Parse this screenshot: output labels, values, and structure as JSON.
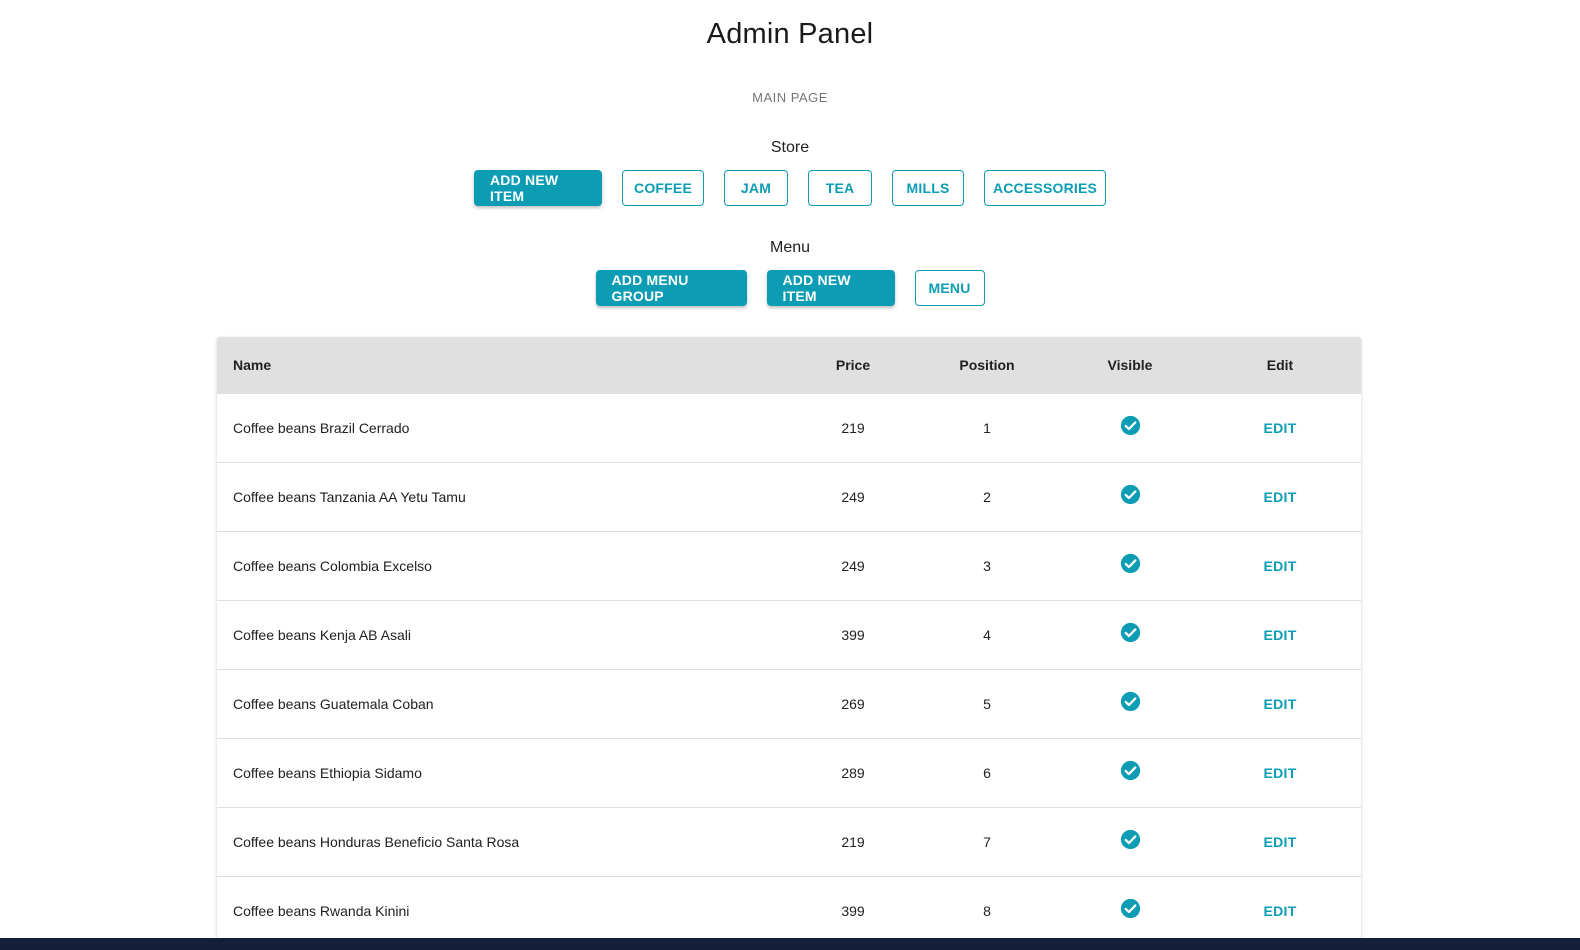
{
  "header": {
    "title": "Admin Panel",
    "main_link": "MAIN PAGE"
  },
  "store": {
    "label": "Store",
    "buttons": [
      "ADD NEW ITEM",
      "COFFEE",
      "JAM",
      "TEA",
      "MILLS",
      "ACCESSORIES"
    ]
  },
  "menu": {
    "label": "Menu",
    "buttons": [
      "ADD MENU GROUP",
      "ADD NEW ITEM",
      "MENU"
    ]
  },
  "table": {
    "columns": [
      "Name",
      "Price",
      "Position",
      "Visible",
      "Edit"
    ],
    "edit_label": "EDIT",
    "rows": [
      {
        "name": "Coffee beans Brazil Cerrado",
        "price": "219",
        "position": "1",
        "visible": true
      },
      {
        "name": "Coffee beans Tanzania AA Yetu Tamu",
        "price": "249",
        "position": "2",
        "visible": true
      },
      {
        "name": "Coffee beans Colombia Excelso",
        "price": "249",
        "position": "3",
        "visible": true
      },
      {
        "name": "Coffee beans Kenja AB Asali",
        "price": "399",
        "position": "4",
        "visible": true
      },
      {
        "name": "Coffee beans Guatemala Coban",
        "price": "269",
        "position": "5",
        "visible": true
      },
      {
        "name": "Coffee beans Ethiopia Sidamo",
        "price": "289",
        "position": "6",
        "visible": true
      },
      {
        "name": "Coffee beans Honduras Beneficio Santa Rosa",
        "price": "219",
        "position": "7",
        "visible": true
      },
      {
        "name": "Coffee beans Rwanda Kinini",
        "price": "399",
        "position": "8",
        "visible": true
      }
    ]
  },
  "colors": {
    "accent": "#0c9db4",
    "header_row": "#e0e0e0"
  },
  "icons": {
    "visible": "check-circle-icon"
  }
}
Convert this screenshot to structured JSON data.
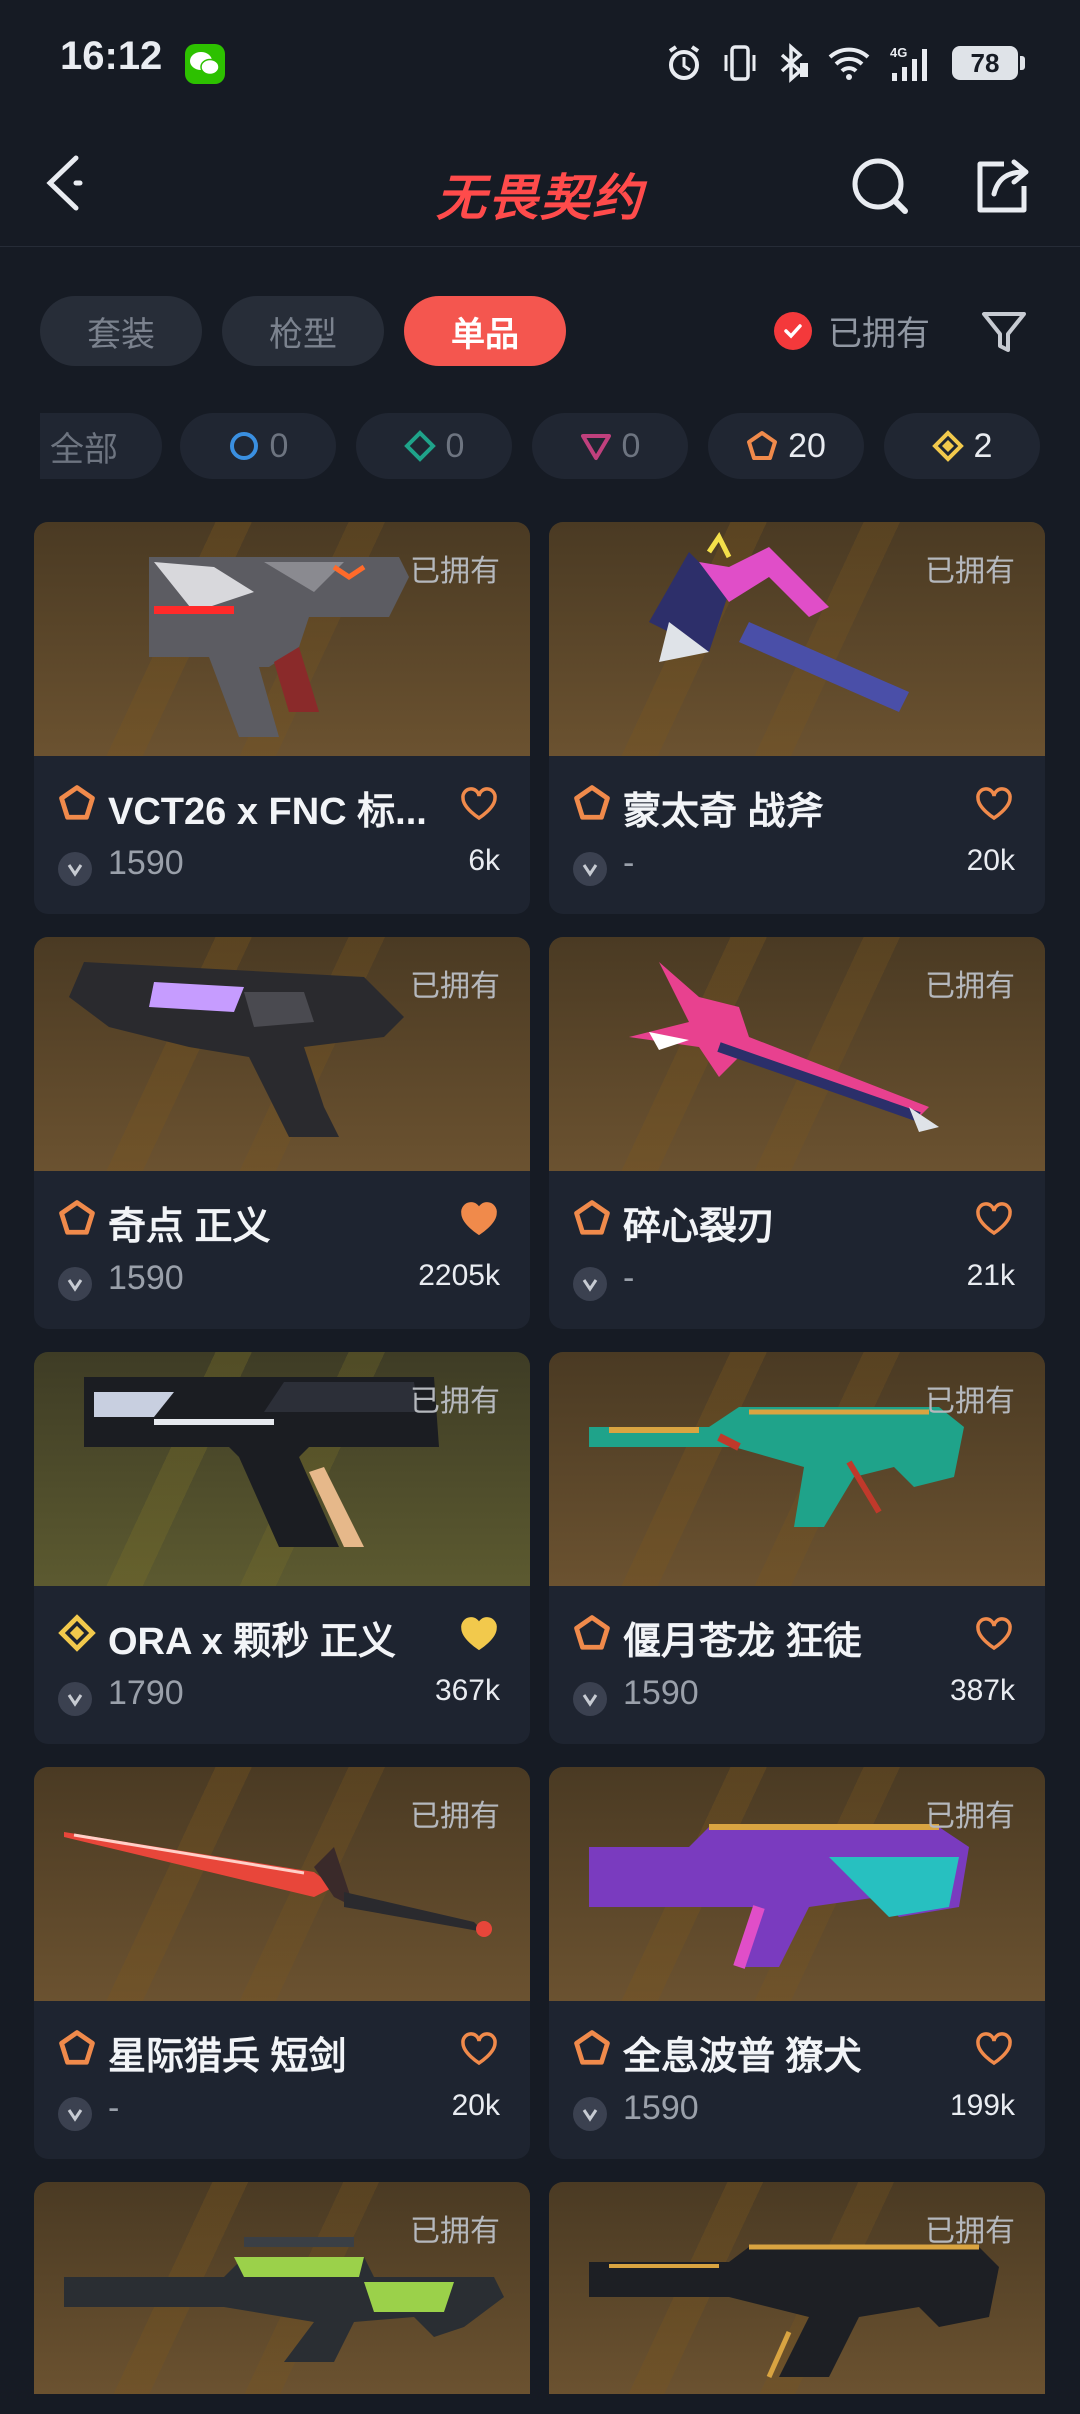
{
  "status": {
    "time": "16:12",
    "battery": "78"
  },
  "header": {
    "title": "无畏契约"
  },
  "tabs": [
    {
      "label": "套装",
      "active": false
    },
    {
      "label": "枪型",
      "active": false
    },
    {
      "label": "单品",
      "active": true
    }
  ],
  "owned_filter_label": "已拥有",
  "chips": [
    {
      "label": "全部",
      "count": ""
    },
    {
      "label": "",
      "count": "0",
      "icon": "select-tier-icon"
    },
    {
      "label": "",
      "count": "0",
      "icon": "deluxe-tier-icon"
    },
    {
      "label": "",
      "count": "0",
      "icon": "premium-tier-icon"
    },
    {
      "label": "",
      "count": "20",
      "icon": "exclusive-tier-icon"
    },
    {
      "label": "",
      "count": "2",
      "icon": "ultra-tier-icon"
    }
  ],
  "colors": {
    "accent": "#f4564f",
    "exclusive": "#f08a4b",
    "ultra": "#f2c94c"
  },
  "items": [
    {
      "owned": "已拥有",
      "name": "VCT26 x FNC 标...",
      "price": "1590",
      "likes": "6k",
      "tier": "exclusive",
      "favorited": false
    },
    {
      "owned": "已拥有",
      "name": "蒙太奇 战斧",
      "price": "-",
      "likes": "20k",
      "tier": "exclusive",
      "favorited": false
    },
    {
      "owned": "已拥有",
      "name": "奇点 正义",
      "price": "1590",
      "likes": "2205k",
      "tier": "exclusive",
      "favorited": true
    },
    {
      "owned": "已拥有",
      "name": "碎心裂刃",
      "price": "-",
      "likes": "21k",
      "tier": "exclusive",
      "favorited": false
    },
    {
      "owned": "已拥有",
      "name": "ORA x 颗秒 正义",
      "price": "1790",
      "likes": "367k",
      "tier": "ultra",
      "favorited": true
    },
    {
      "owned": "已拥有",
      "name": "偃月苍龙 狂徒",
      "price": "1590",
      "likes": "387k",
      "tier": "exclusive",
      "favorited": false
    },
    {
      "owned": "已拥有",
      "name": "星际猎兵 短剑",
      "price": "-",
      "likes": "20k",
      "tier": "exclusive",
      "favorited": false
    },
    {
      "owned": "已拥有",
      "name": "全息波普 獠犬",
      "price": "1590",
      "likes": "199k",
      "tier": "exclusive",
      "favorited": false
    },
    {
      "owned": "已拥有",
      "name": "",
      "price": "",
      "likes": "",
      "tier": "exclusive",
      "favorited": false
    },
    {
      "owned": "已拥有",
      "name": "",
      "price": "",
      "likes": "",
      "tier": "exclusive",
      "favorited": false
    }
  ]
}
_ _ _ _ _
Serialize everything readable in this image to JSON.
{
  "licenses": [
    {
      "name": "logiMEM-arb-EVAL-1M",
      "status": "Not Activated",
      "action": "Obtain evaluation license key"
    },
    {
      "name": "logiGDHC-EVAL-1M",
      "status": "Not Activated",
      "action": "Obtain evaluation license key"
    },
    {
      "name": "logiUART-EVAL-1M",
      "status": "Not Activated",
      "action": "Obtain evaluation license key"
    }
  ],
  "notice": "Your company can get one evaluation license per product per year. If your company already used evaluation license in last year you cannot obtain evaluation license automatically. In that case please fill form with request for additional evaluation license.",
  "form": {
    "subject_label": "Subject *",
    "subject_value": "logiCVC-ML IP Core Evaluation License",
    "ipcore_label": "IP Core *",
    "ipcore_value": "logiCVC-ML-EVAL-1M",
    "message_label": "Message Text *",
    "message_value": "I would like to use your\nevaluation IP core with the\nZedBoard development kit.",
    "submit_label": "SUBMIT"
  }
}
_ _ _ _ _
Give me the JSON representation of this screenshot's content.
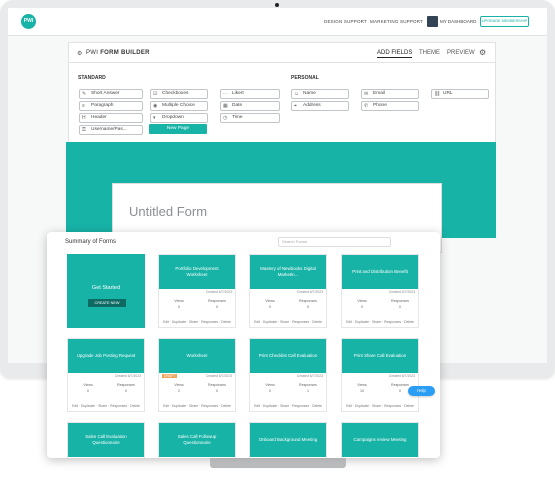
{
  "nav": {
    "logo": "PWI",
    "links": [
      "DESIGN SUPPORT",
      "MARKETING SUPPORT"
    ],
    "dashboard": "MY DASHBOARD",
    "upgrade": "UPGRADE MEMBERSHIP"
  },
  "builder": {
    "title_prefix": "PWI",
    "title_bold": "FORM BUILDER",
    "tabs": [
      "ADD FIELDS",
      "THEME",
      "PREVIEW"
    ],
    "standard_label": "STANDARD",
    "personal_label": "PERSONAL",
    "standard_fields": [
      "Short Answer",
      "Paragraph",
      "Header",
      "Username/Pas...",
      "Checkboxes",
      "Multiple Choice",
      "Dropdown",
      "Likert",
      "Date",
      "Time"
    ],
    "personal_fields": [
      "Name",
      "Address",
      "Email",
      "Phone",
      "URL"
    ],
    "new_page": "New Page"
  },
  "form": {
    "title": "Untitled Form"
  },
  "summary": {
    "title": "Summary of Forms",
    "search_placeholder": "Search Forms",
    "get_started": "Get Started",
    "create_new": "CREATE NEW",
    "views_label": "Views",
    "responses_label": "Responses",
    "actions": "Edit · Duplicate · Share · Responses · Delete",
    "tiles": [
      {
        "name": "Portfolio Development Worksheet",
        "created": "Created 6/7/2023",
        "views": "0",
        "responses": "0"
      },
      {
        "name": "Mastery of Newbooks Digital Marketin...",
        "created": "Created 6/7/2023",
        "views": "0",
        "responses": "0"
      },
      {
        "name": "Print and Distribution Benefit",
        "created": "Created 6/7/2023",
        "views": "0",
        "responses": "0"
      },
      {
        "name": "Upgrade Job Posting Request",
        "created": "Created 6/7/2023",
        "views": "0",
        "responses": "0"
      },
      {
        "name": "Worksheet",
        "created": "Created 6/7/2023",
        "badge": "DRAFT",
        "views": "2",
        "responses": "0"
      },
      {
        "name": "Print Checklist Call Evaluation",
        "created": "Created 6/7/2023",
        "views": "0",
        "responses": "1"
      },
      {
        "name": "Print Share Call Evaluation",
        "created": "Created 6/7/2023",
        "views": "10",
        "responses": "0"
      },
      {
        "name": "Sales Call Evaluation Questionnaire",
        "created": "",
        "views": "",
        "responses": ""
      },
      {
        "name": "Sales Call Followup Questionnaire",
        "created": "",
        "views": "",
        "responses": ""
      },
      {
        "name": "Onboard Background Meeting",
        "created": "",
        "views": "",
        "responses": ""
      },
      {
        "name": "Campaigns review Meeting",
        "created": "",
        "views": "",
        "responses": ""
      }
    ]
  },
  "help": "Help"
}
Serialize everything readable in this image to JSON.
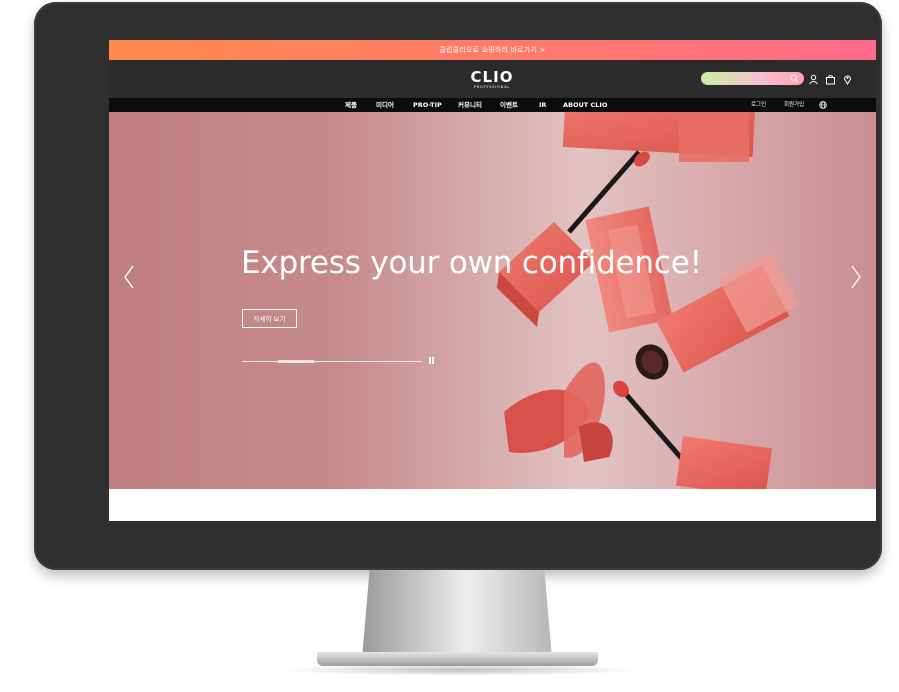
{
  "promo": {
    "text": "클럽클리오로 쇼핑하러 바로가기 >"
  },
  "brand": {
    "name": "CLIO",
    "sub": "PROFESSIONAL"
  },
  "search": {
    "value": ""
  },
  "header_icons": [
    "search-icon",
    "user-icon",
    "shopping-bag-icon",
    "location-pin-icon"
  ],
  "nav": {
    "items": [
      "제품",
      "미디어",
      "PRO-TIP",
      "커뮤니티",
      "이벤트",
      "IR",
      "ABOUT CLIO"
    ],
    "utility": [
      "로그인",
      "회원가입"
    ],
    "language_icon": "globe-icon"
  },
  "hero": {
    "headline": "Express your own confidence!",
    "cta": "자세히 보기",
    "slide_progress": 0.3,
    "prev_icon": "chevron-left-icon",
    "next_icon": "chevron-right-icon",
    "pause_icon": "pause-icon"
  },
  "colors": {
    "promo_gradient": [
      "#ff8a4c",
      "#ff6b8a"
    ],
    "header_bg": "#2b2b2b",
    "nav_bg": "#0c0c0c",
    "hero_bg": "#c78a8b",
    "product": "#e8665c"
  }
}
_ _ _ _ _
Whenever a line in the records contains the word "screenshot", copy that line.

Parse this screenshot: output labels, values, and structure as JSON.
Convert this screenshot to structured JSON data.
Give me the JSON representation of this screenshot's content.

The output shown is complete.